Smart Snacks in Schoolexternal icon refers to the national nutrition standards for foods and beverages sold outside of the federal reimbursable school meal programs during the school day. These items are called “competitive foods” because they can compete with participation in school meal programs.
As of the 2014–2015 school year, all competitive foods and beverages sold during the school day must meet or exceed Smart Snacks in School nutrition standards, which include limits on fat, sugar, sodium, and calorie content. These standards are the minimum requirement for schools, but states and local education agencies can continue to implement stronger nutrition standards for all competitive foods in schools.

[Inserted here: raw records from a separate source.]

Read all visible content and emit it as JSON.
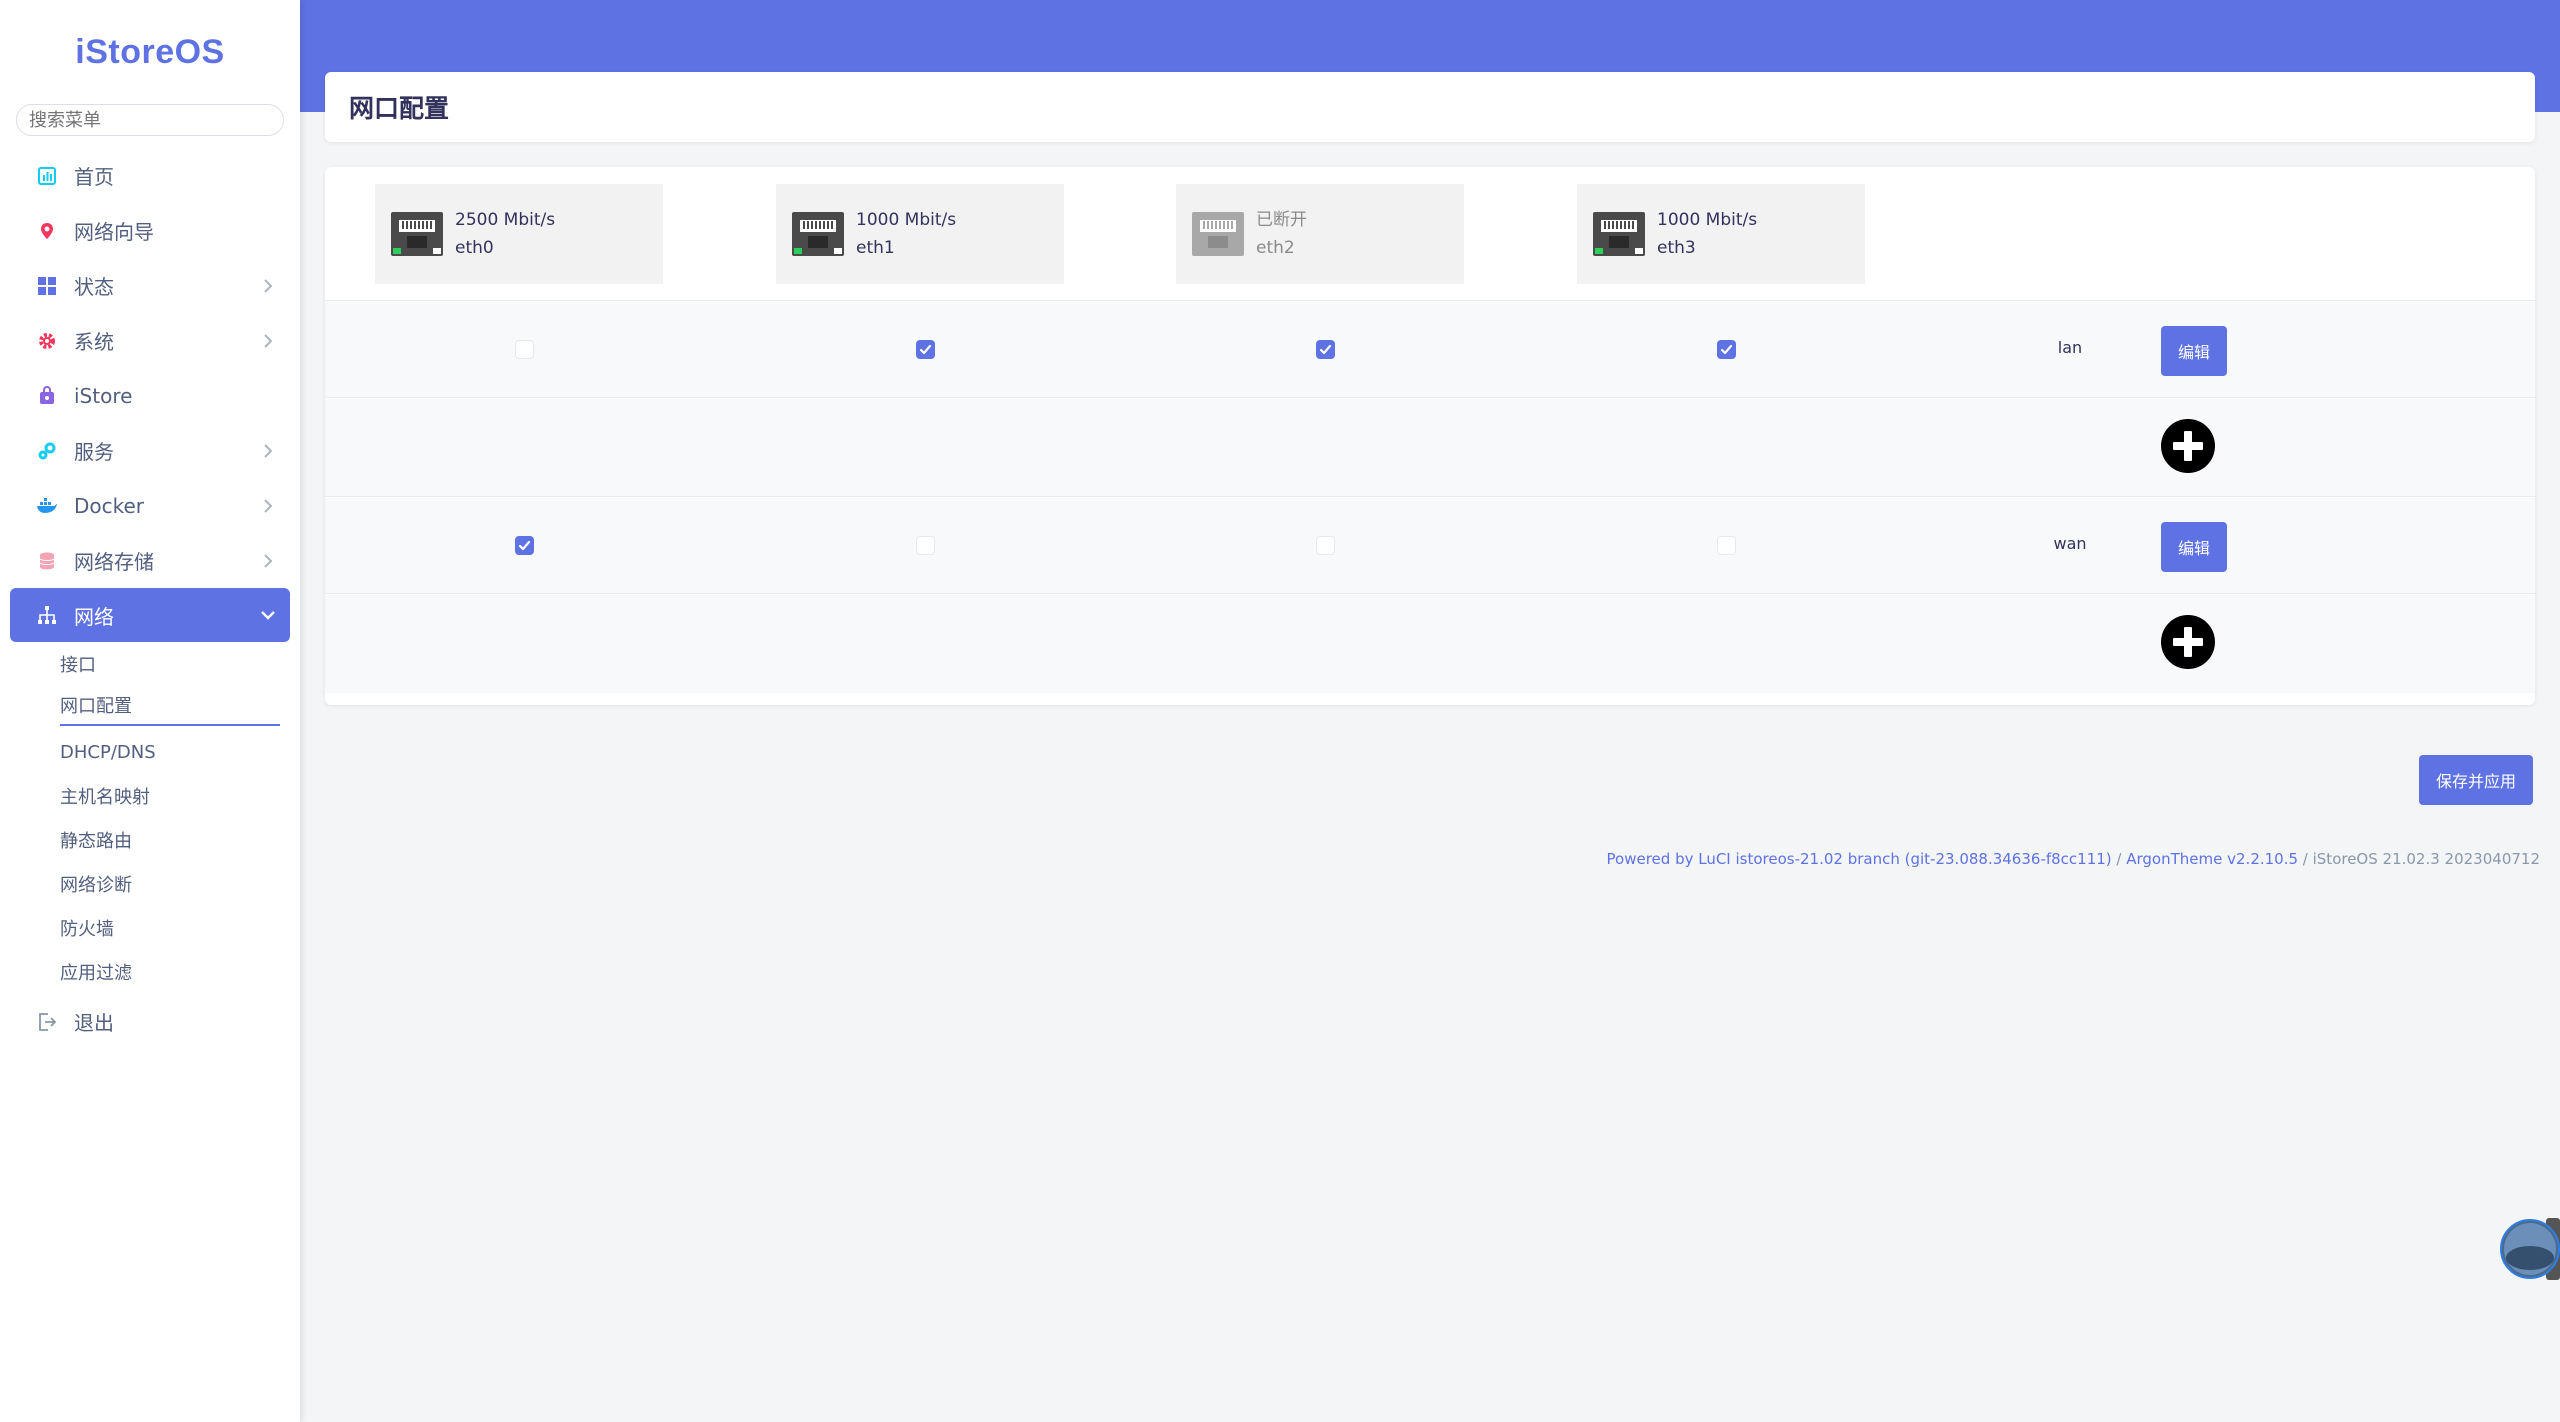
{
  "app": {
    "brand": "iStoreOS",
    "accent": "#5e72e4"
  },
  "sidebar": {
    "search_placeholder": "搜索菜单",
    "items": [
      {
        "label": "首页",
        "icon": "home-icon"
      },
      {
        "label": "网络向导",
        "icon": "network-wizard-icon"
      },
      {
        "label": "状态",
        "icon": "status-grid-icon"
      },
      {
        "label": "系统",
        "icon": "system-gear-icon"
      },
      {
        "label": "iStore",
        "icon": "store-bag-icon"
      },
      {
        "label": "服务",
        "icon": "services-gears-icon"
      },
      {
        "label": "Docker",
        "icon": "docker-icon"
      },
      {
        "label": "网络存储",
        "icon": "storage-database-icon"
      },
      {
        "label": "网络",
        "icon": "network-tree-icon"
      }
    ],
    "network_sub": [
      {
        "label": "接口"
      },
      {
        "label": "网口配置"
      },
      {
        "label": "DHCP/DNS"
      },
      {
        "label": "主机名映射"
      },
      {
        "label": "静态路由"
      },
      {
        "label": "网络诊断"
      },
      {
        "label": "防火墙"
      },
      {
        "label": "应用过滤"
      }
    ],
    "logout": "退出"
  },
  "page": {
    "title": "网口配置"
  },
  "ports": [
    {
      "speed": "2500 Mbit/s",
      "name": "eth0",
      "status": "connected"
    },
    {
      "speed": "1000 Mbit/s",
      "name": "eth1",
      "status": "connected"
    },
    {
      "speed": "已断开",
      "name": "eth2",
      "status": "disconnected"
    },
    {
      "speed": "1000 Mbit/s",
      "name": "eth3",
      "status": "connected"
    }
  ],
  "zones": [
    {
      "name": "lan",
      "members": [
        false,
        true,
        true,
        true
      ],
      "edit_label": "编辑"
    },
    {
      "name": "wan",
      "members": [
        true,
        false,
        false,
        false
      ],
      "edit_label": "编辑"
    }
  ],
  "actions": {
    "save_apply": "保存并应用"
  },
  "footer": {
    "powered": "Powered by LuCI istoreos-21.02 branch (git-23.088.34636-f8cc111)",
    "sep": " / ",
    "theme": "ArgonTheme v2.2.10.5",
    "version": " / iStoreOS 21.02.3 2023040712"
  }
}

To illustrate how schools and districts can implement strong nutrition standards for competitive foods without significant financial losses, CDC supported a study by the Illinois Public Health Institute (IPHI) and the University of Illinois, Chicago (UIC) to examine eight school districts across the country. IPHI published findings and case studies in the report Controlling Junk Food and the Bottom Line: Case Studies of Schools Successfully Implementing Strong Nutrition Standards for Competitive Foods and Beveragesexternal icon. Schools can use this resource to find examples of successful strategies used to overcome challenges and support strong nutrition standards in schools.
IPHI and CDC partnered to release five tip sheetsexternal icon that highlight key findings from the study and share strategies from districts that have successfully implemented healthier competitive foods standards, sold more fruits and vegetables, taught nutrition to students, and made cafeterias more enticing for students.